As one final note; I want to point out that if this discussion about Medicare and Socialism teaches us anything, it is that contrary to what many Conservatives and even some Liberals think; not all “social” programs are examples of Socialism.  Many “social” programs would be better classified at Social Engineering Projects.  Even our public welfare system is not a service that would otherwise be provided by the free-market.  While many would argue that it is an unnecessary entitlement, I would argue that welfare in its various forms, while currently inefficient and mired in bureaucracy, provides a vital service to society.  Like Social Security, beyond making us simply feel good about caring for the elderly, poor or destitute in society, welfare is ultimately the nation’s insurance policy against revolt and revolution.  While this may sound cynical, historically people are far less willing to take up arms against their own nation when their children are fed.  Also, there is a clear economic advantage to having an economic safety net that keeps people from falling into destitution and keeps them acting as viable players in the free-market system.

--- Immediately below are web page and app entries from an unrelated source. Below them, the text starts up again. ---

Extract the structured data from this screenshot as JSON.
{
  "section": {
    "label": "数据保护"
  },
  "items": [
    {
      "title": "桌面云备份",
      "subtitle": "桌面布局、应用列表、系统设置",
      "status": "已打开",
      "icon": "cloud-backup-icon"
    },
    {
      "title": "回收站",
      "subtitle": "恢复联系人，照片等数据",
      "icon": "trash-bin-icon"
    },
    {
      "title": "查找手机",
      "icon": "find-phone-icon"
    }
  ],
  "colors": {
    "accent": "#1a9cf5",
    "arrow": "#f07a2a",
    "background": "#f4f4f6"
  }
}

While it is true that Socialism often does lead to in increase in the number of Social Engineering reforms which ultimately erode personal liberty, we all should remain aware that the term Socialism describes a shift from private control of industry to government control of industry.  In this respect, the purchase of a controlling share in General Motors is a prime example of Socialism while having the government provide a valuable service like Medicare that either would or could not be provided by private industry is not.

Even Adam Smith, the recognized father of modern Capitalism would seem to agree that there is a legitimate roll for government in Capitalism.


“Smith specifically stresses three things that government should do in a society of natural liberty. First, it should protect that society against “the violence and invasion of other societies. Second, it should provide an “exact administration of justice” for all citizens. And third, government has the duty of “erecting and maintaining those public institutions and those public works which may be in the highest degree advantageous to a great society,” but which “are of such a nature that the profit could never repay the expense to any individual or small number of individuals.” Put into today’s language, Smith explicitly recognizes the usefulness of public investment for projects that cannot be undertaken by the private sector — he mentions roads and education as two examples.” Adam Smith and the Origin of Capitalism – PBS